Tuesday, January 18th | 16 Shevat 5782

January 12, 2022 3:08 pm

Neo-Nazi Sentenced to Prison for Campaign to Intimidate Journalists and Activists Against Antisemitism

avatar by Algemeiner Staff

A propaganda video produced by neo-Nazi group Atomwaffen Division showing supporters on a shooting exercise at a white supremacist “training camp.” Photo: Screenshot.

A member of a neo-Nazi group has been sentenced to prison for a campaign to threaten and intimidate journalists and activists opposed to antisemitism, the US Justice Department announced Tuesday.

Kaleb Cole, 25, was sentenced to 84 months in jail for interfering with a federally protected activity on the basis of religion, mailing threatening communications, and conspiracy to commit offenses against the United States.

Cole and other members of a neo-Nazi group called the Atomwaffen Division sent threatening materials during Jan. 2020 to Jewish journalists and journalists of color, among others. The materials included posters showing images such as a hooded figure about to throw a Molotov cocktail at a house with the text “you have been visited by your local Nazis.”

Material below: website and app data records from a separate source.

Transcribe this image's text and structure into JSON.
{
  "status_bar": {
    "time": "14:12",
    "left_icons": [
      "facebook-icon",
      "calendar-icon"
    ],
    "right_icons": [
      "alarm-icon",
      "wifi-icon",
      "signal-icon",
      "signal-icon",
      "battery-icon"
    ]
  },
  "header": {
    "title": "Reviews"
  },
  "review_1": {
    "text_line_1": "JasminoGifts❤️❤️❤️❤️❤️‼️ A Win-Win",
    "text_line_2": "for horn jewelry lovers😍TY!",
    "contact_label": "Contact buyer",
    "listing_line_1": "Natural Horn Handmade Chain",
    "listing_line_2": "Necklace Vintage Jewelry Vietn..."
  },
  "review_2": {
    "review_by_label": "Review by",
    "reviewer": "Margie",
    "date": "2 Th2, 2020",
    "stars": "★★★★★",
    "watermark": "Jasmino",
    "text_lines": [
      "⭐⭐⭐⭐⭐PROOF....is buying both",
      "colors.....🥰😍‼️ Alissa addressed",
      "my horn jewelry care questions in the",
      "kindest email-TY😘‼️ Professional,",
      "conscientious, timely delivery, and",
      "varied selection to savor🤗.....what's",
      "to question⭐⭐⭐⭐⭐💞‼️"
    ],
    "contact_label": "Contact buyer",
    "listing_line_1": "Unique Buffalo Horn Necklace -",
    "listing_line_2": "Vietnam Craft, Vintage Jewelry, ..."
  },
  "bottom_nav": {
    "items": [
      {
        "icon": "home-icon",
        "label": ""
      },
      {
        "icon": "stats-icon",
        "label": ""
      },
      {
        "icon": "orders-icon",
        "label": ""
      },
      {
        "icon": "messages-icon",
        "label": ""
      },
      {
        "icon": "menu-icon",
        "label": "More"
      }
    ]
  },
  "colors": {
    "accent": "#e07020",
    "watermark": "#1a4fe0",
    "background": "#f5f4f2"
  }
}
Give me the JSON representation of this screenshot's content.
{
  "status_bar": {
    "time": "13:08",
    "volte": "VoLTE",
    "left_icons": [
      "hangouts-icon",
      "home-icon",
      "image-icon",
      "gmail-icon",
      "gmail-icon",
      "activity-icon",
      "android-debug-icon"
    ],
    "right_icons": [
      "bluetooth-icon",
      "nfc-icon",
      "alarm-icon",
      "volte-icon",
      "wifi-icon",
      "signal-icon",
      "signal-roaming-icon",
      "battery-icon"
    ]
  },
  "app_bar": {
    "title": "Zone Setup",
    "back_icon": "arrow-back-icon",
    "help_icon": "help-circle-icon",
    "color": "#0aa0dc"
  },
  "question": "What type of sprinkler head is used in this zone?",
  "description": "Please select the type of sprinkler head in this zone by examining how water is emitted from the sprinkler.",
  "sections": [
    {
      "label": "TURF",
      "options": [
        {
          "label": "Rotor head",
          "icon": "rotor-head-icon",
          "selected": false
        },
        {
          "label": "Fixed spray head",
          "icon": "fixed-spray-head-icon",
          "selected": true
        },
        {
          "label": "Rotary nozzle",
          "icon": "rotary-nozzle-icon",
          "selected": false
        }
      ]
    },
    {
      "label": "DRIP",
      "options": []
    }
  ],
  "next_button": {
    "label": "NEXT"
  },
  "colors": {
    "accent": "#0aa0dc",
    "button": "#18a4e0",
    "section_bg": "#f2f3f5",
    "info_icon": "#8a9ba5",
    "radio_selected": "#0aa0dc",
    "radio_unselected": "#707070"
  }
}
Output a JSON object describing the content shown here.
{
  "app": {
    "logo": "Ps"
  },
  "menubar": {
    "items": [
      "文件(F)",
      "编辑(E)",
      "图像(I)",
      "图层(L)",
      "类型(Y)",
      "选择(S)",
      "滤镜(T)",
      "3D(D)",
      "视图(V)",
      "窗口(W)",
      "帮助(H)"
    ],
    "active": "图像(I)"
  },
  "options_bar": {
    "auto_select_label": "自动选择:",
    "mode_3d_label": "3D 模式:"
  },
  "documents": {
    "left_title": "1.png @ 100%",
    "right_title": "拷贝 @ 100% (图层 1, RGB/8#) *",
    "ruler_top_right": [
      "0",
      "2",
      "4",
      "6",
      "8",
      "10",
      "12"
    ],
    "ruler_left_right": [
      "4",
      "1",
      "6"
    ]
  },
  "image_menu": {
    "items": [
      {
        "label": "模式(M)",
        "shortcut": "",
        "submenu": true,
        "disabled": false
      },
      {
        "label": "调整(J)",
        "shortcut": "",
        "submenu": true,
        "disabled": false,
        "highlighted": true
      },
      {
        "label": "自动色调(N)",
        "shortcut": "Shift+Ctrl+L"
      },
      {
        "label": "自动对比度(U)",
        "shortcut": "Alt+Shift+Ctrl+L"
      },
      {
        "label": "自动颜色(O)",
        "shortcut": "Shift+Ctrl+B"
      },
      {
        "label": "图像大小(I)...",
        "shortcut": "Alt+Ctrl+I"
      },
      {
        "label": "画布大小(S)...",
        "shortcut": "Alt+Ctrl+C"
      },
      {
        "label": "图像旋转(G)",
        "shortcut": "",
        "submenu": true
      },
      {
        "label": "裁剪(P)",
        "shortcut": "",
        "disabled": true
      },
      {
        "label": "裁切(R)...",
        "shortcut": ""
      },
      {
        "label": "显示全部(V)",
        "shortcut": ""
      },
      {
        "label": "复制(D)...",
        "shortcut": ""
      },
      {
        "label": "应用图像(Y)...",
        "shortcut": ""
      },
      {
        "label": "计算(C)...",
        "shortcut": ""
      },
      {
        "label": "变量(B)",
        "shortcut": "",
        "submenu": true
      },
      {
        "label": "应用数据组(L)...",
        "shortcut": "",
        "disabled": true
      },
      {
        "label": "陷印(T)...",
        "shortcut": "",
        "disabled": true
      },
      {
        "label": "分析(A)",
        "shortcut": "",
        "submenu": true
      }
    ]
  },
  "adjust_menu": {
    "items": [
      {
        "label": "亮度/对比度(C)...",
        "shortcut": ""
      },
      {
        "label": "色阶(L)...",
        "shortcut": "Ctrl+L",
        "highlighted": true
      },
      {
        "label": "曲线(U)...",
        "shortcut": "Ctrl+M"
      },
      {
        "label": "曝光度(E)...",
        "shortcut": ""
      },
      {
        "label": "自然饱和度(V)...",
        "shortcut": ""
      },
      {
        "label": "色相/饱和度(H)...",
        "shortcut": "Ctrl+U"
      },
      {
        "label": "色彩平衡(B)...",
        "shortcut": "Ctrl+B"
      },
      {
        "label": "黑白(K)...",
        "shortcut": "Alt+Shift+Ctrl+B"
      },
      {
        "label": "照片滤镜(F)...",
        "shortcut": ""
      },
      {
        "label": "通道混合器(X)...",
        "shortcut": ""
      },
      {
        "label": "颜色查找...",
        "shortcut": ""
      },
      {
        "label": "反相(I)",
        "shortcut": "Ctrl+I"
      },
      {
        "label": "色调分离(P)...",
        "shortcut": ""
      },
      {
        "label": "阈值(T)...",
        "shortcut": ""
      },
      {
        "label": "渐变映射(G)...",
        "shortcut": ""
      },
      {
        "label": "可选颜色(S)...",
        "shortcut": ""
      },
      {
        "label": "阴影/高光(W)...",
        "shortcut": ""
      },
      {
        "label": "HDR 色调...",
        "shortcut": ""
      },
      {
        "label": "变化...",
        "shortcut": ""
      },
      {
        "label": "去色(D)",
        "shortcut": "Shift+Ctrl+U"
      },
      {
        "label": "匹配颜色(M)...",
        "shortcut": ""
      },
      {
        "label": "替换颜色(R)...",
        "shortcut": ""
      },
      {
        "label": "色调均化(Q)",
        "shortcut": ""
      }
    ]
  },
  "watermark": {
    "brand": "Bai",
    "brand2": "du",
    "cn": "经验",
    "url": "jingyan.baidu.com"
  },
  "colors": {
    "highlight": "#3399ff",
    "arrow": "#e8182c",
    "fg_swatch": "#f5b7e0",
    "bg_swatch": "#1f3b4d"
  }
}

Three other members of Atomwaffen have already been convicted and sentenced in the case.

Related coverage

January 17, 2022 4:27 pm

Top German Art Show Embroiled in Antisemitism Row Over Participation of Pro-BDS Organizations

One of the world's leading festivals of modern art was embroiled in a row over antisemitism on Monday, linked to...

At Cole’s trial, victims spoke of various security measures they took in response, including leaving their homes, installing security systems, purchasing weapons, and quitting their jobs.

Miri Cypers, Regional Director of the Anti-Defamation League Pacific Northwest, was among those threatened by Cole, and read a victim impact statement Tuesday at his sentencing.

“I saw a terrifying image of a skeleton throwing a Molotov cocktail inside my home with the intent to burn it to the ground. The letter said my first and last name and said the sender’s ‘patience had its limits’ and I had been visited by my local neo-Nazis. This felt deeply personal. As a Jewish leader with family members who survived the Holocaust, I know what it meant to be visited by your local Nazis,” she said.

“Although this threat instilled me with fear, it will not silence me. I will continue to shine a bright light on hate and speak out against the normalization of threats and violence,” Cypers continued.

On Tuesday, Assistant Attorney General Kristen Clarke of the Justice Department’s Civil Rights Division called Cole’s activities “antithetical to American values.”

Cole “repeatedly promoted violence, stockpiled weapons, and organized ‘hate camps,’” added US Attorney Nick Brown for the Western District of Washington. “Today the community and those Mr. Cole and his co-conspirators targeted stand up to say hate has no place here.”

Share this Story: Share On Facebook Share On Twitter

Let your voice be heard!

Join the Algemeiner


This site is protected by reCAPTCHA and the Google Privacy Policy and Terms of Service apply.